INPUT DATA>
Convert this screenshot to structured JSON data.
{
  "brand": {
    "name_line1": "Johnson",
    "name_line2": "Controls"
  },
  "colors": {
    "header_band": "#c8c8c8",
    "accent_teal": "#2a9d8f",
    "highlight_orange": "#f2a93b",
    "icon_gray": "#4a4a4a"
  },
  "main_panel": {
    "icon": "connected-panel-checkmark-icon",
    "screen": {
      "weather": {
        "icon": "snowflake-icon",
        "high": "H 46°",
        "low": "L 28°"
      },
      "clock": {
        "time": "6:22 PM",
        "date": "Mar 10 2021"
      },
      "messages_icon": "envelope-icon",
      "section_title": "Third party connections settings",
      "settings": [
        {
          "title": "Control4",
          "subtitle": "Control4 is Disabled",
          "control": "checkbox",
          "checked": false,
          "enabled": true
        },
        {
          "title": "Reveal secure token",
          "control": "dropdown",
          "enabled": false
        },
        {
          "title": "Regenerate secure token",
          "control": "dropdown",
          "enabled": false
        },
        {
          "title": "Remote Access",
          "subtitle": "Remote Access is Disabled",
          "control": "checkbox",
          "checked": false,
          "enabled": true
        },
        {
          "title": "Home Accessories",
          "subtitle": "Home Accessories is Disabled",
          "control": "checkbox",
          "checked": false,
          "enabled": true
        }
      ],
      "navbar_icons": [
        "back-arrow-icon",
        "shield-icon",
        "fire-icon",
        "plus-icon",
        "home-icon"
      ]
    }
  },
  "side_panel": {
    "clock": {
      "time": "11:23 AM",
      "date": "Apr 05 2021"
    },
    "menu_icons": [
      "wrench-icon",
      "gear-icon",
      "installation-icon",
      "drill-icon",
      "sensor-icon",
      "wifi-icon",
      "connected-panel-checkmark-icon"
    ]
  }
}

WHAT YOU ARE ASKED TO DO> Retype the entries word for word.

RESPONSE BELOW>
Convert this screenshot to structured JSON data.
{
  "brand": {
    "name_line1": "Johnson",
    "name_line2": "Controls"
  },
  "colors": {
    "header_band": "#c8c8c8",
    "accent_teal": "#2a9d8f",
    "highlight_orange": "#f2a93b",
    "icon_gray": "#4a4a4a"
  },
  "main_panel": {
    "icon": "connected-panel-checkmark-icon",
    "screen": {
      "weather": {
        "icon": "snowflake-icon",
        "high": "H 46°",
        "low": "L 28°"
      },
      "clock": {
        "time": "6:22 PM",
        "date": "Mar 10 2021"
      },
      "messages_icon": "envelope-icon",
      "section_title": "Third party connections settings",
      "settings": [
        {
          "title": "Control4",
          "subtitle": "Control4 is Disabled",
          "control": "checkbox",
          "checked": false,
          "enabled": true
        },
        {
          "title": "Reveal secure token",
          "control": "dropdown",
          "enabled": false
        },
        {
          "title": "Regenerate secure token",
          "control": "dropdown",
          "enabled": false
        },
        {
          "title": "Remote Access",
          "subtitle": "Remote Access is Disabled",
          "control": "checkbox",
          "checked": false,
          "enabled": true
        },
        {
          "title": "Home Accessories",
          "subtitle": "Home Accessories is Disabled",
          "control": "checkbox",
          "checked": false,
          "enabled": true
        }
      ],
      "navbar_icons": [
        "back-arrow-icon",
        "shield-icon",
        "fire-icon",
        "plus-icon",
        "home-icon"
      ]
    }
  },
  "side_panel": {
    "clock": {
      "time": "11:23 AM",
      "date": "Apr 05 2021"
    },
    "menu_icons": [
      "wrench-icon",
      "gear-icon",
      "installation-icon",
      "drill-icon",
      "sensor-icon",
      "wifi-icon",
      "connected-panel-checkmark-icon"
    ]
  }
}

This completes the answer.